**Material provided**
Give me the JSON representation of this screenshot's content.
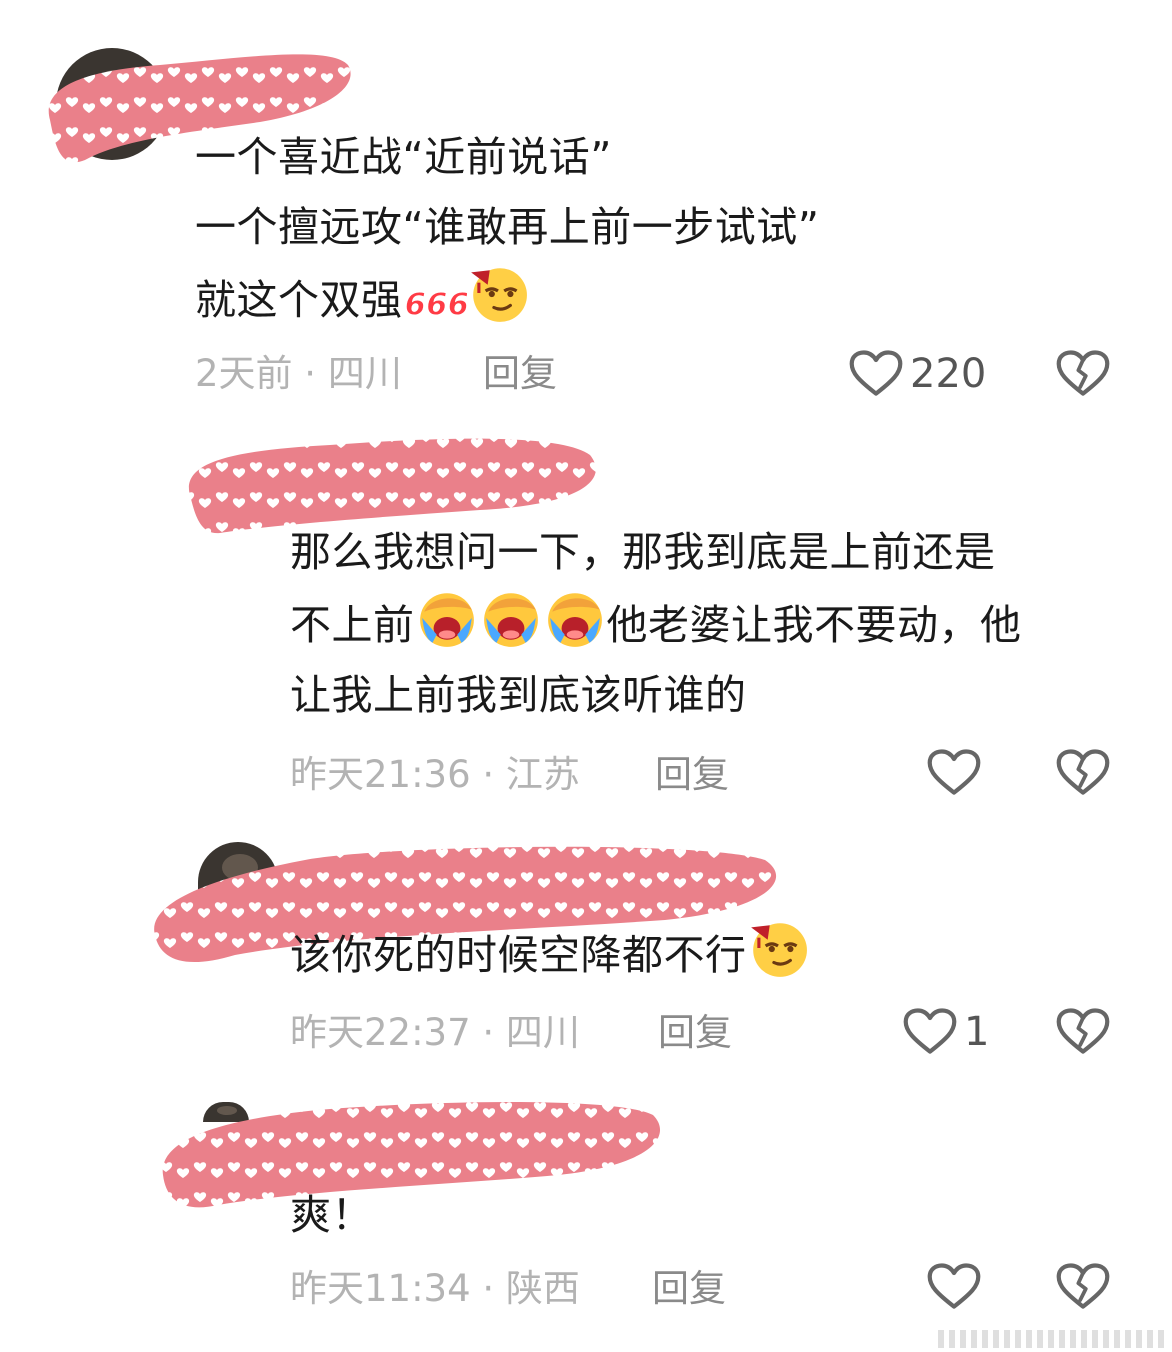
{
  "colors": {
    "redact_fill": "#ea808a",
    "meta_text": "#b3b3b3",
    "reply_text": "#8a8a8a",
    "body_text": "#1a1a1a"
  },
  "comments": [
    {
      "lines": [
        "一个喜近战“近前说话”",
        "一个擅远攻“谁敢再上前一步试试”",
        "就这个双强"
      ],
      "trailing_emojis": [
        "666-emoji",
        "wine-smirk-emoji"
      ],
      "meta": "2天前 · 四川",
      "reply": "回复",
      "likes": "220"
    },
    {
      "lines": [
        "那么我想问一下，那我到底是上前还是",
        "不上前",
        "他老婆让我不要动，他",
        "让我上前我到底该听谁的"
      ],
      "inline_emojis": [
        "facepalm-cry-emoji",
        "facepalm-cry-emoji",
        "facepalm-cry-emoji"
      ],
      "meta": "昨天21:36 · 江苏",
      "reply": "回复",
      "likes": ""
    },
    {
      "lines": [
        "该你死的时候空降都不行"
      ],
      "trailing_emojis": [
        "wine-smirk-emoji"
      ],
      "meta": "昨天22:37 · 四川",
      "reply": "回复",
      "likes": "1"
    },
    {
      "lines": [
        "爽！"
      ],
      "meta": "昨天11:34 · 陕西",
      "reply": "回复",
      "likes": ""
    }
  ]
}
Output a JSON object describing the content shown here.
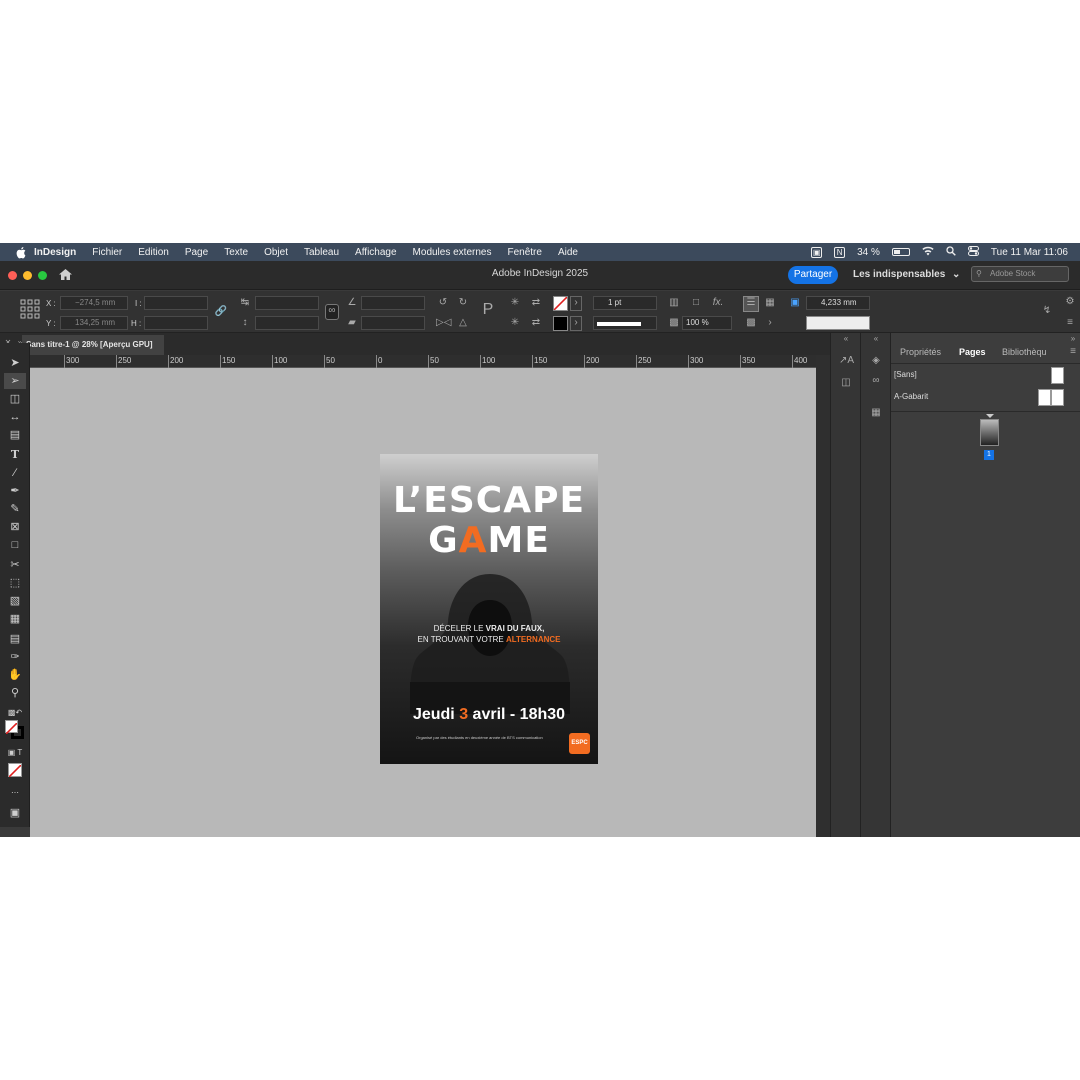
{
  "menubar": {
    "app": "InDesign",
    "items": [
      "Fichier",
      "Edition",
      "Page",
      "Texte",
      "Objet",
      "Tableau",
      "Affichage",
      "Modules externes",
      "Fenêtre",
      "Aide"
    ],
    "battery": "34 %",
    "clock": "Tue 11 Mar  11:06"
  },
  "window": {
    "title": "Adobe InDesign 2025",
    "share_label": "Partager",
    "workspace": "Les indispensables",
    "stock_placeholder": "Adobe Stock"
  },
  "controls": {
    "x_label": "X :",
    "y_label": "Y :",
    "x_value": "−274,5 mm",
    "y_value": "134,25 mm",
    "w_label": "I :",
    "h_label": "H :",
    "stroke_weight": "1 pt",
    "opacity": "100 %",
    "corner_size": "4,233 mm"
  },
  "document": {
    "tab_label": "Sans titre-1 @ 28% [Aperçu GPU]",
    "ruler_ticks": [
      "300",
      "250",
      "200",
      "150",
      "100",
      "50",
      "0",
      "50",
      "100",
      "150",
      "200",
      "250",
      "300",
      "350",
      "400"
    ]
  },
  "panel": {
    "tabs": [
      "Propriétés",
      "Pages",
      "Bibliothèqu"
    ],
    "active_tab": "Pages",
    "none_master": "[Sans]",
    "master_a": "A-Gabarit",
    "page_number": "1"
  },
  "poster": {
    "title_line1": "L’ESCAPE",
    "title_line2_a": "G",
    "title_line2_b": "A",
    "title_line2_c": "ME",
    "tagline1_a": "DÉCELER LE ",
    "tagline1_b": "VRAI DU FAUX,",
    "tagline2_a": "EN TROUVANT VOTRE ",
    "tagline2_b": "ALTERNANCE",
    "date_a": "Jeudi ",
    "date_b": "3",
    "date_c": " avril - 18h30",
    "note": "Organisé par des étudiants en deuxième année de BTS communication",
    "logo": "ESPC"
  },
  "colors": {
    "accent": "#1473e6",
    "poster_orange": "#f26c21",
    "menubar": "#3c4a5c"
  }
}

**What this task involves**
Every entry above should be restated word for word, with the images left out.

**Your response**
Give me the JSON representation of this screenshot's content.
{
  "colors": {
    "redact_fill": "#ea808a",
    "meta_text": "#b3b3b3",
    "reply_text": "#8a8a8a",
    "body_text": "#1a1a1a"
  },
  "comments": [
    {
      "lines": [
        "一个喜近战“近前说话”",
        "一个擅远攻“谁敢再上前一步试试”",
        "就这个双强"
      ],
      "trailing_emojis": [
        "666-emoji",
        "wine-smirk-emoji"
      ],
      "meta": "2天前 · 四川",
      "reply": "回复",
      "likes": "220"
    },
    {
      "lines": [
        "那么我想问一下，那我到底是上前还是",
        "不上前",
        "他老婆让我不要动，他",
        "让我上前我到底该听谁的"
      ],
      "inline_emojis": [
        "facepalm-cry-emoji",
        "facepalm-cry-emoji",
        "facepalm-cry-emoji"
      ],
      "meta": "昨天21:36 · 江苏",
      "reply": "回复",
      "likes": ""
    },
    {
      "lines": [
        "该你死的时候空降都不行"
      ],
      "trailing_emojis": [
        "wine-smirk-emoji"
      ],
      "meta": "昨天22:37 · 四川",
      "reply": "回复",
      "likes": "1"
    },
    {
      "lines": [
        "爽！"
      ],
      "meta": "昨天11:34 · 陕西",
      "reply": "回复",
      "likes": ""
    }
  ]
}
Output a JSON object describing the content shown here.
{
  "menubar": {
    "app": "InDesign",
    "items": [
      "Fichier",
      "Edition",
      "Page",
      "Texte",
      "Objet",
      "Tableau",
      "Affichage",
      "Modules externes",
      "Fenêtre",
      "Aide"
    ],
    "battery": "34 %",
    "clock": "Tue 11 Mar  11:06"
  },
  "window": {
    "title": "Adobe InDesign 2025",
    "share_label": "Partager",
    "workspace": "Les indispensables",
    "stock_placeholder": "Adobe Stock"
  },
  "controls": {
    "x_label": "X :",
    "y_label": "Y :",
    "x_value": "−274,5 mm",
    "y_value": "134,25 mm",
    "w_label": "I :",
    "h_label": "H :",
    "stroke_weight": "1 pt",
    "opacity": "100 %",
    "corner_size": "4,233 mm"
  },
  "document": {
    "tab_label": "Sans titre-1 @ 28% [Aperçu GPU]",
    "ruler_ticks": [
      "300",
      "250",
      "200",
      "150",
      "100",
      "50",
      "0",
      "50",
      "100",
      "150",
      "200",
      "250",
      "300",
      "350",
      "400"
    ]
  },
  "panel": {
    "tabs": [
      "Propriétés",
      "Pages",
      "Bibliothèqu"
    ],
    "active_tab": "Pages",
    "none_master": "[Sans]",
    "master_a": "A-Gabarit",
    "page_number": "1"
  },
  "poster": {
    "title_line1": "L’ESCAPE",
    "title_line2_a": "G",
    "title_line2_b": "A",
    "title_line2_c": "ME",
    "tagline1_a": "DÉCELER LE ",
    "tagline1_b": "VRAI DU FAUX,",
    "tagline2_a": "EN TROUVANT VOTRE ",
    "tagline2_b": "ALTERNANCE",
    "date_a": "Jeudi ",
    "date_b": "3",
    "date_c": " avril - 18h30",
    "note": "Organisé par des étudiants en deuxième année de BTS communication",
    "logo": "ESPC"
  },
  "colors": {
    "accent": "#1473e6",
    "poster_orange": "#f26c21",
    "menubar": "#3c4a5c"
  }
}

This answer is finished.